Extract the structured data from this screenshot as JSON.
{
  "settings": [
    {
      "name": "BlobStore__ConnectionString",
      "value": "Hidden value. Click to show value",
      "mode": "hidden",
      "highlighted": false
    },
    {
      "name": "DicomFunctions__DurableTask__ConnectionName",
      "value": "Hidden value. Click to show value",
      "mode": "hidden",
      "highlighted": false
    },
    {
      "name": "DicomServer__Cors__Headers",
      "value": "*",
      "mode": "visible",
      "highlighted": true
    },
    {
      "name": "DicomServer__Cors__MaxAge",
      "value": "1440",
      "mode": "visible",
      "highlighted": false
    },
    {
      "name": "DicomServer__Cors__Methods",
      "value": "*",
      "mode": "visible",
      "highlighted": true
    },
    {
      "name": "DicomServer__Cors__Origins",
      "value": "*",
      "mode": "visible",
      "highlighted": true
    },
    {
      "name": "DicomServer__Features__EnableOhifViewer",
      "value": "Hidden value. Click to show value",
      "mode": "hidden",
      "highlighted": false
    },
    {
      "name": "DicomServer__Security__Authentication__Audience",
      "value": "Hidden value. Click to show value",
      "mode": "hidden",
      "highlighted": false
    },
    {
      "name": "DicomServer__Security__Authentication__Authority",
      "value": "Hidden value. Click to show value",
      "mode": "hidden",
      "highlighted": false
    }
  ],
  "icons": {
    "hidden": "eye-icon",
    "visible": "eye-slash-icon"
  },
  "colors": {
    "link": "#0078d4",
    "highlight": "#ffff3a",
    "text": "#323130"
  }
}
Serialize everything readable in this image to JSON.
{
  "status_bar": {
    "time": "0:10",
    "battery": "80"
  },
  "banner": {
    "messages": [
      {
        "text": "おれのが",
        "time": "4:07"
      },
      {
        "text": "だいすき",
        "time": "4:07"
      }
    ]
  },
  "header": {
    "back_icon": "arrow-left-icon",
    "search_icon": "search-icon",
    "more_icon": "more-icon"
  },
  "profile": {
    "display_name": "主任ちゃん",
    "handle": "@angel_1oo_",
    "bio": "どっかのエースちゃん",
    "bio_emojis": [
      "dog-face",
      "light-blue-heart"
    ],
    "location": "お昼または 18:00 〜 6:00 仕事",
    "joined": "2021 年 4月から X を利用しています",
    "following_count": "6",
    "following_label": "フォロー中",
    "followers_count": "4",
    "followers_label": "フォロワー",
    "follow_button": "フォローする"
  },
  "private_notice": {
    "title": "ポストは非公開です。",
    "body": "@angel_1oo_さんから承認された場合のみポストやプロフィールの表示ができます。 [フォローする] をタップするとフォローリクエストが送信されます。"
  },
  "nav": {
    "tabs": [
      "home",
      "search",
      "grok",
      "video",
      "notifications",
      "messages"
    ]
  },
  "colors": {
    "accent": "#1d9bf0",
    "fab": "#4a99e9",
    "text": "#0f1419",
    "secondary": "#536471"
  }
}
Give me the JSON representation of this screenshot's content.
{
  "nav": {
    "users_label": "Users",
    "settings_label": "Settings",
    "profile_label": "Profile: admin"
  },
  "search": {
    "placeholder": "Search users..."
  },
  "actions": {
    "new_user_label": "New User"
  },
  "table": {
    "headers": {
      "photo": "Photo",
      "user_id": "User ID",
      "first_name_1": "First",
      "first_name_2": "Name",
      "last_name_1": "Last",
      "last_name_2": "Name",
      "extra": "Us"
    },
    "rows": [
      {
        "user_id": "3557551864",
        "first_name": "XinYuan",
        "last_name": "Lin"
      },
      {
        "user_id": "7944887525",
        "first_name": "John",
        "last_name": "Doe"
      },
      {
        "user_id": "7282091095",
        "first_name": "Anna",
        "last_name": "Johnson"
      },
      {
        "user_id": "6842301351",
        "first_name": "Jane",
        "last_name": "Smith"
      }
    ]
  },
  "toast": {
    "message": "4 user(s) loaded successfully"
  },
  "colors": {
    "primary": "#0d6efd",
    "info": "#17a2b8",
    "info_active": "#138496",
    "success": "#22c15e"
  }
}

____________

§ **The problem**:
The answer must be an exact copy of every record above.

§ **Answer to this exercise**:
Extract the structured data from this screenshot as JSON.
{
  "settings": [
    {
      "name": "BlobStore__ConnectionString",
      "value": "Hidden value. Click to show value",
      "mode": "hidden",
      "highlighted": false
    },
    {
      "name": "DicomFunctions__DurableTask__ConnectionName",
      "value": "Hidden value. Click to show value",
      "mode": "hidden",
      "highlighted": false
    },
    {
      "name": "DicomServer__Cors__Headers",
      "value": "*",
      "mode": "visible",
      "highlighted": true
    },
    {
      "name": "DicomServer__Cors__MaxAge",
      "value": "1440",
      "mode": "visible",
      "highlighted": false
    },
    {
      "name": "DicomServer__Cors__Methods",
      "value": "*",
      "mode": "visible",
      "highlighted": true
    },
    {
      "name": "DicomServer__Cors__Origins",
      "value": "*",
      "mode": "visible",
      "highlighted": true
    },
    {
      "name": "DicomServer__Features__EnableOhifViewer",
      "value": "Hidden value. Click to show value",
      "mode": "hidden",
      "highlighted": false
    },
    {
      "name": "DicomServer__Security__Authentication__Audience",
      "value": "Hidden value. Click to show value",
      "mode": "hidden",
      "highlighted": false
    },
    {
      "name": "DicomServer__Security__Authentication__Authority",
      "value": "Hidden value. Click to show value",
      "mode": "hidden",
      "highlighted": false
    }
  ],
  "icons": {
    "hidden": "eye-icon",
    "visible": "eye-slash-icon"
  },
  "colors": {
    "link": "#0078d4",
    "highlight": "#ffff3a",
    "text": "#323130"
  }
}
Serialize everything readable in this image to JSON.
{
  "status_bar": {
    "time": "0:10",
    "battery": "80"
  },
  "banner": {
    "messages": [
      {
        "text": "おれのが",
        "time": "4:07"
      },
      {
        "text": "だいすき",
        "time": "4:07"
      }
    ]
  },
  "header": {
    "back_icon": "arrow-left-icon",
    "search_icon": "search-icon",
    "more_icon": "more-icon"
  },
  "profile": {
    "display_name": "主任ちゃん",
    "handle": "@angel_1oo_",
    "bio": "どっかのエースちゃん",
    "bio_emojis": [
      "dog-face",
      "light-blue-heart"
    ],
    "location": "お昼または 18:00 〜 6:00 仕事",
    "joined": "2021 年 4月から X を利用しています",
    "following_count": "6",
    "following_label": "フォロー中",
    "followers_count": "4",
    "followers_label": "フォロワー",
    "follow_button": "フォローする"
  },
  "private_notice": {
    "title": "ポストは非公開です。",
    "body": "@angel_1oo_さんから承認された場合のみポストやプロフィールの表示ができます。 [フォローする] をタップするとフォローリクエストが送信されます。"
  },
  "nav": {
    "tabs": [
      "home",
      "search",
      "grok",
      "video",
      "notifications",
      "messages"
    ]
  },
  "colors": {
    "accent": "#1d9bf0",
    "fab": "#4a99e9",
    "text": "#0f1419",
    "secondary": "#536471"
  }
}
Give me the JSON representation of this screenshot's content.
{
  "nav": {
    "users_label": "Users",
    "settings_label": "Settings",
    "profile_label": "Profile: admin"
  },
  "search": {
    "placeholder": "Search users..."
  },
  "actions": {
    "new_user_label": "New User"
  },
  "table": {
    "headers": {
      "photo": "Photo",
      "user_id": "User ID",
      "first_name_1": "First",
      "first_name_2": "Name",
      "last_name_1": "Last",
      "last_name_2": "Name",
      "extra": "Us"
    },
    "rows": [
      {
        "user_id": "3557551864",
        "first_name": "XinYuan",
        "last_name": "Lin"
      },
      {
        "user_id": "7944887525",
        "first_name": "John",
        "last_name": "Doe"
      },
      {
        "user_id": "7282091095",
        "first_name": "Anna",
        "last_name": "Johnson"
      },
      {
        "user_id": "6842301351",
        "first_name": "Jane",
        "last_name": "Smith"
      }
    ]
  },
  "toast": {
    "message": "4 user(s) loaded successfully"
  },
  "colors": {
    "primary": "#0d6efd",
    "info": "#17a2b8",
    "info_active": "#138496",
    "success": "#22c15e"
  }
}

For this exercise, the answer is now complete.